10 Ways to Jump-Start Creativity in the New Year

Ten authors share New Year's Resolutions.

Posted Dec 28, 2017

Jennifer Haupt
Source: Jennifer Haupt

I’m not usually one to make New Year’s resolutions but, frankly, my creative life could really use a kick start. I’ve spent the past nine months putting in-place the promotional foundation for my debut novel, the novel I worked on for eleven years. I’ll admit, I was actually thrilled to take a break from my characters! And now, with the recent completion of final edits, I need to crank up my creative gears again to complete novel number two. So, I asked some of my favorite authors — debut authors and old pros — to come up with New Year’s resolutions for creative inspiration, and I also came up with my own:

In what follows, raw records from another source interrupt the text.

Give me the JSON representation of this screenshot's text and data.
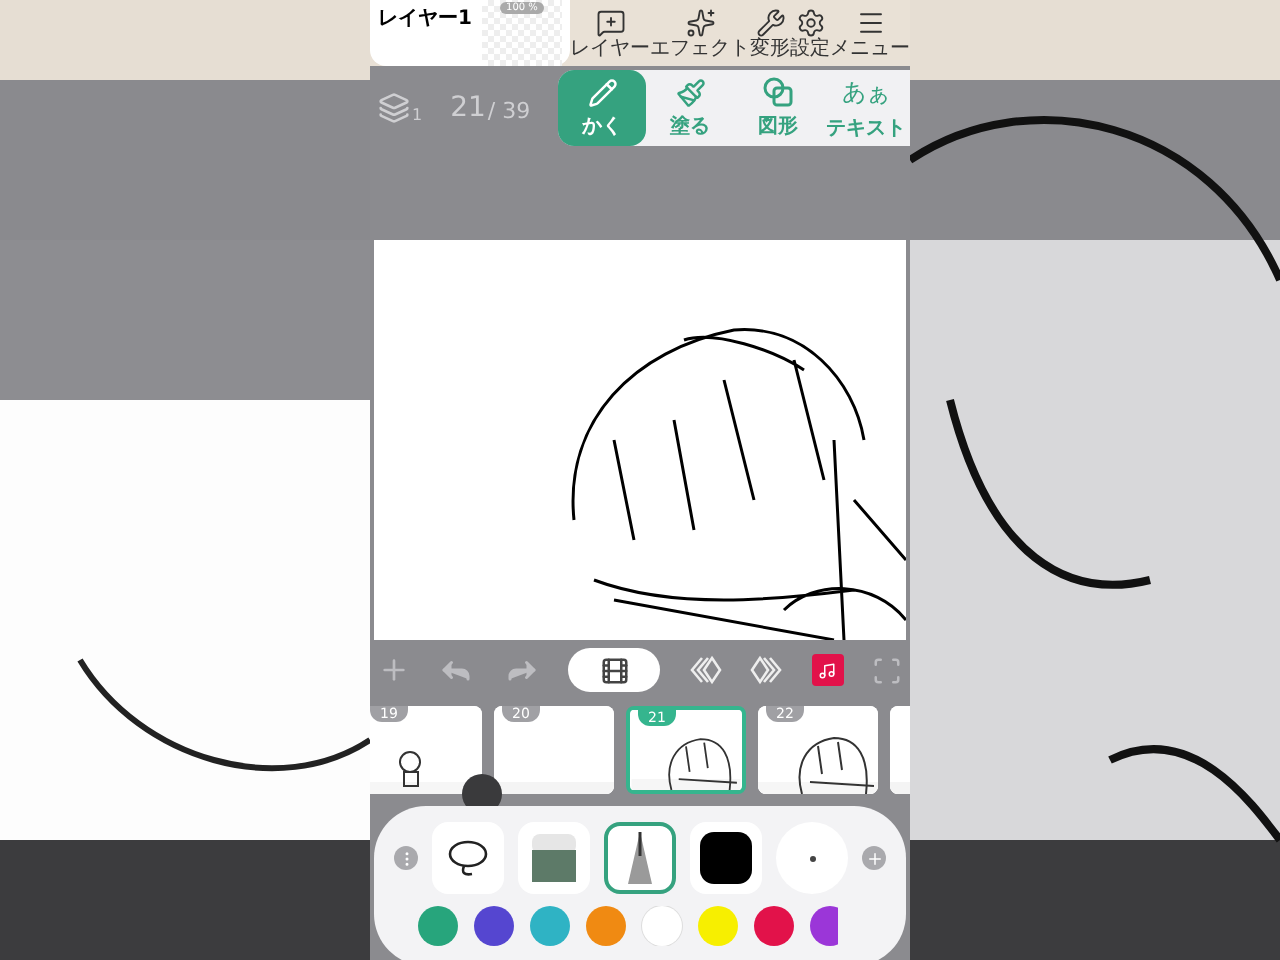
{
  "layer_card": {
    "name": "レイヤー1",
    "opacity": "100 %"
  },
  "top_menu": [
    {
      "kind": "layer",
      "label": "レイヤー"
    },
    {
      "kind": "effect",
      "label": "エフェクト"
    },
    {
      "kind": "transform",
      "label": "変形"
    },
    {
      "kind": "settings",
      "label": "設定"
    },
    {
      "kind": "menu",
      "label": "メニュー"
    }
  ],
  "frame_counter": {
    "layers": "1",
    "current": "21",
    "total": "/ 39"
  },
  "tool_tabs": [
    {
      "kind": "pen",
      "label": "かく",
      "selected": true
    },
    {
      "kind": "fill",
      "label": "塗る",
      "selected": false
    },
    {
      "kind": "shape",
      "label": "図形",
      "selected": false
    },
    {
      "kind": "text",
      "glyph": "あぁ",
      "label": "テキスト",
      "selected": false
    }
  ],
  "frames": [
    {
      "number": "19",
      "kind": "figure",
      "selected": false
    },
    {
      "number": "20",
      "kind": "blank",
      "selected": false
    },
    {
      "number": "21",
      "kind": "face",
      "selected": true
    },
    {
      "number": "22",
      "kind": "face",
      "selected": false
    },
    {
      "kind": "blank",
      "selected": false
    }
  ],
  "palette": {
    "tools": [
      {
        "kind": "lasso",
        "selected": false
      },
      {
        "kind": "eraser",
        "selected": false
      },
      {
        "kind": "pen",
        "selected": true
      },
      {
        "kind": "color",
        "color": "#000000",
        "selected": false
      },
      {
        "kind": "size",
        "selected": false
      }
    ],
    "colors": [
      {
        "color": "#27a57c"
      },
      {
        "color": "#5546d0"
      },
      {
        "color": "#2fb3c4"
      },
      {
        "color": "#f08a12"
      },
      {
        "color": "#ffffff"
      },
      {
        "color": "#f7ef00"
      },
      {
        "color": "#e2124a"
      },
      {
        "color": "#9b36d8"
      }
    ]
  }
}
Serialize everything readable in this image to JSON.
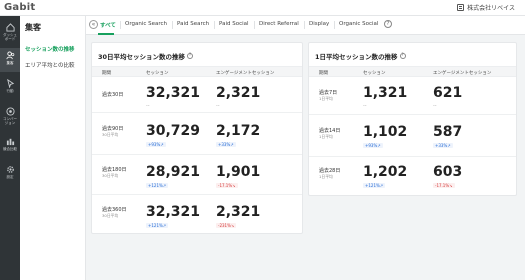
{
  "app": {
    "logo": "Gabit",
    "company": "株式会社リベイス"
  },
  "rail": [
    {
      "label": "ダッシュ\nボード",
      "icon": "home-icon"
    },
    {
      "label": "集客",
      "icon": "users-icon"
    },
    {
      "label": "行動",
      "icon": "cursor-icon"
    },
    {
      "label": "コンバー\nジョン",
      "icon": "target-icon"
    },
    {
      "label": "競合比較",
      "icon": "compare-icon"
    },
    {
      "label": "設定",
      "icon": "gear-icon"
    }
  ],
  "subnav": {
    "title": "集客",
    "items": [
      "セッション数の推移",
      "エリア平均との比較"
    ]
  },
  "tabs": [
    "すべて",
    "Organic Search",
    "Paid Search",
    "Paid Social",
    "Direct Referral",
    "Display",
    "Organic Social"
  ],
  "left_card": {
    "title": "30日平均セッション数の推移",
    "headers": [
      "期間",
      "セッション",
      "エンゲージメントセッション"
    ],
    "rows": [
      {
        "label": "過去30日",
        "sub": "",
        "session": "32,321",
        "session_badge": "",
        "engaged": "2,321",
        "engaged_badge": "",
        "session_dash": "--",
        "engaged_dash": "--"
      },
      {
        "label": "過去90日",
        "sub": "30日平均",
        "session": "30,729",
        "session_badge": "+93%↗",
        "engaged": "2,172",
        "engaged_badge": "+33%↗"
      },
      {
        "label": "過去180日",
        "sub": "30日平均",
        "session": "28,921",
        "session_badge": "+121%↗",
        "engaged": "1,901",
        "engaged_badge": "-17.1%↘"
      },
      {
        "label": "過去360日",
        "sub": "30日平均",
        "session": "32,321",
        "session_badge": "+121%↗",
        "engaged": "2,321",
        "engaged_badge": "-231%↘"
      }
    ]
  },
  "right_card": {
    "title": "1日平均セッション数の推移",
    "headers": [
      "期間",
      "セッション",
      "エンゲージメントセッション"
    ],
    "rows": [
      {
        "label": "過去7日",
        "sub": "1日平均",
        "session": "1,321",
        "session_dash": "--",
        "engaged": "621",
        "engaged_dash": "--"
      },
      {
        "label": "過去14日",
        "sub": "1日平均",
        "session": "1,102",
        "session_badge": "+93%↗",
        "engaged": "587",
        "engaged_badge": "+33%↗"
      },
      {
        "label": "過去28日",
        "sub": "1日平均",
        "session": "1,202",
        "session_badge": "+121%↗",
        "engaged": "603",
        "engaged_badge": "-17.1%↘"
      }
    ]
  },
  "colors": {
    "accent": "#17a05d",
    "rail": "#2f3437",
    "up": "#2a6fd6",
    "down": "#d63a3a"
  }
}
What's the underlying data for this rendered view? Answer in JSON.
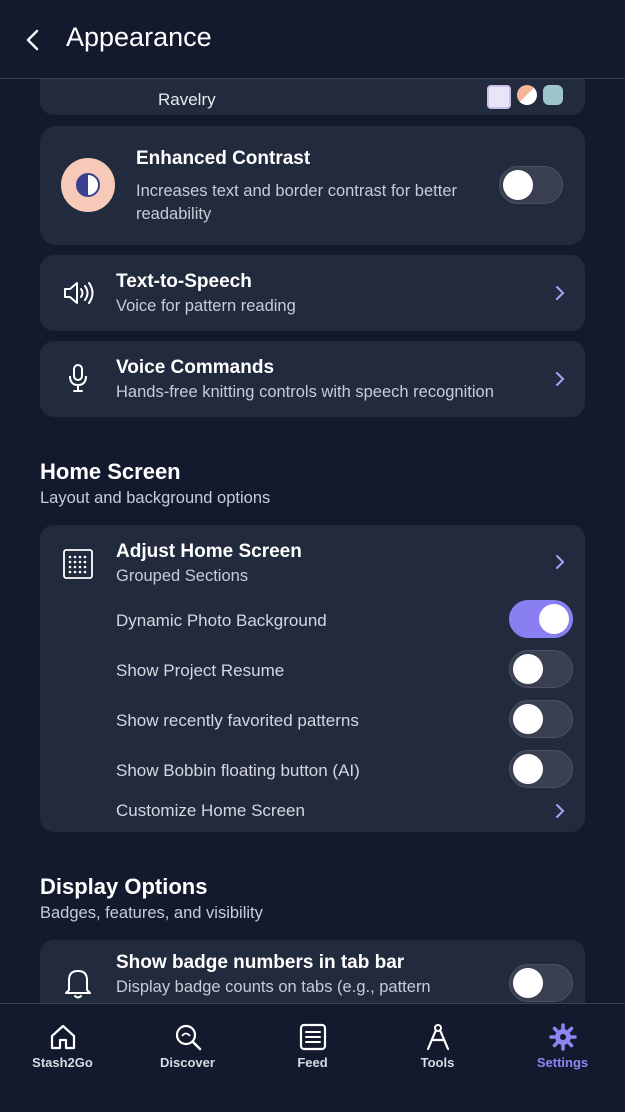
{
  "header": {
    "title": "Appearance"
  },
  "ravelry": {
    "label": "Ravelry"
  },
  "enhanced_contrast": {
    "title": "Enhanced Contrast",
    "subtitle_line1": "Increases text and border contrast for better",
    "subtitle_line2": "readability",
    "enabled": false
  },
  "tts": {
    "title": "Text-to-Speech",
    "subtitle": "Voice for pattern reading"
  },
  "voice": {
    "title": "Voice Commands",
    "subtitle": "Hands-free knitting controls with speech recognition"
  },
  "home_screen": {
    "title": "Home Screen",
    "subtitle": "Layout and background options",
    "adjust_title": "Adjust Home Screen",
    "adjust_subtitle": "Grouped Sections",
    "options": [
      {
        "label": "Dynamic Photo Background",
        "enabled": true
      },
      {
        "label": "Show Project Resume",
        "enabled": false
      },
      {
        "label": "Show recently favorited patterns",
        "enabled": false
      },
      {
        "label": "Show Bobbin floating button (AI)",
        "enabled": false
      }
    ],
    "customize_label": "Customize Home Screen"
  },
  "display_options": {
    "title": "Display Options",
    "subtitle": "Badges, features, and visibility",
    "badge_title": "Show badge numbers in tab bar",
    "badge_subtitle": "Display badge counts on tabs (e.g., pattern",
    "badge_enabled": false
  },
  "tabs": [
    {
      "label": "Stash2Go",
      "icon": "home-icon",
      "active": false
    },
    {
      "label": "Discover",
      "icon": "search-icon",
      "active": false
    },
    {
      "label": "Feed",
      "icon": "feed-icon",
      "active": false
    },
    {
      "label": "Tools",
      "icon": "tools-icon",
      "active": false
    },
    {
      "label": "Settings",
      "icon": "gear-icon",
      "active": true
    }
  ],
  "colors": {
    "background": "#141a2e",
    "card": "#222a3d",
    "accent": "#8a7ff0"
  }
}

"My New Year’s resolution is to be more open about my shortcomings. Success can pave over the emotional reality of being a writer, which isn’t always pretty. I think that honesty in real life, will translate to honesty on the page." — Jamie Ford, Love and Other Consolation Prizes

"In my creative life, I resolve to be forgiving and gentle toward myself when my writing process feels overwhelming or confusing. To do this, I will remind myself —like a mantra — to have faith, to accept that confusion is a natural part of making art, and that this process of searching and discovery will inevitably bring clarity, flashes of inspiration, and  surprising narrative gifts." — Jessica Keener, Strangers in Budapest

"In 2018, I resolve to trust that the time it takes to write something is the right amount of time, even if it takes longer than I want it to, or my agent or editor wants it to. And I’ll trust that what I want to write is what I should be writing. I’ll remember that I’m the one in charge of my writing life, and that what occurs each day at my desk is exactly what should be happening in order for me to get where I want to go.” — Jennie Shortridge, Love Water Memory

"When the everyday problems and appointments crowd my writing time, my New Year’s pledge is not to toss away what’s left because I decide it’s not enough time to get anything meaningful written. Any amount counts is going to be my mantra. I think I’ll be pleasantly surprised." — Victoria Redel, Before Everything

"I'm swinging for the fences on my current novel, which bridges 14,000 years of history in the northwest, and employs dozens of points-of-view. The breadth and complexity of the interwoven narratives, along with their attendant timelines and systems of logic, as well as the necessity for continuity, connective tissue, and thematic unity can be at times a bit overwhelming when I step back. So, my New Year resolution for 2018 is to maintain my focus on the task at hand, and keep reminding myself to eat this elephant one bite at a time." — Jonathan Evison, Lawn Boy

"For 2017, I want to learn how to accept who I am as a writer. It is so easy to fall into the trap of comparison — longing for the skills of other authors I admire, wishing for the accolades that other writers have received — and when I am that place it brings my own work to a halt. This year, I plan to work on seeing in myself what my readers see, and learning to be content with that." — Janelle Brown, Watch Me Disappear

"Another author once told me that there are three words one must come to terms with in order to survive as a writer: Why. Not. Me. In a profession where success is so often measured in relative terms — who’s made which list, who’s won what award, who is selling the most copies, who has earned more stars — it’s easy to continually feel “less-than.” This year, as my debut novel goes out into the world, my resolution is to stay grounded in knowing that I wrote the book I wanted to write, and to cheer on others who are pursuing their dreams." — Mira T. Lee, Everything Here is Beautiful

"I am in the process of writing my second novel, five months before my debut hits the shelves. My New Years Resolution is to not panic. (Ha.) It is also my resolution to remember that while in my work I may feel the pull of others' expectations —agent, editor, readers, "the market" — my only obligation is to the story." — Aimee Molloy, The Perfect Mother

"I'm determined not to fall into the anxiety-traps laying in wait for those of us with books about to be published. It's easy to click on reviews and begin to judge our worth in 1-5 stars, to measure our success by the publicity our fellow writers receive, or to focus on winning praise from those who wield the most power in this business. Instead, I resolve to turn my attention toward all gestures of enthusiasm, unprompted kindness and generosity — gifts that not only boost the career but also the soul." — Susan Henderson, The Flicker of Old Dreams

"It occurs to me, with the impending publication of my debut novel that I have had — and still have — a boatload of expectations around publication and success. My resolution is to let go of my expectations so that I may enjoy the unexpected pleasures." — Jennifer Haupt, In the Shadow of 10,000 Hills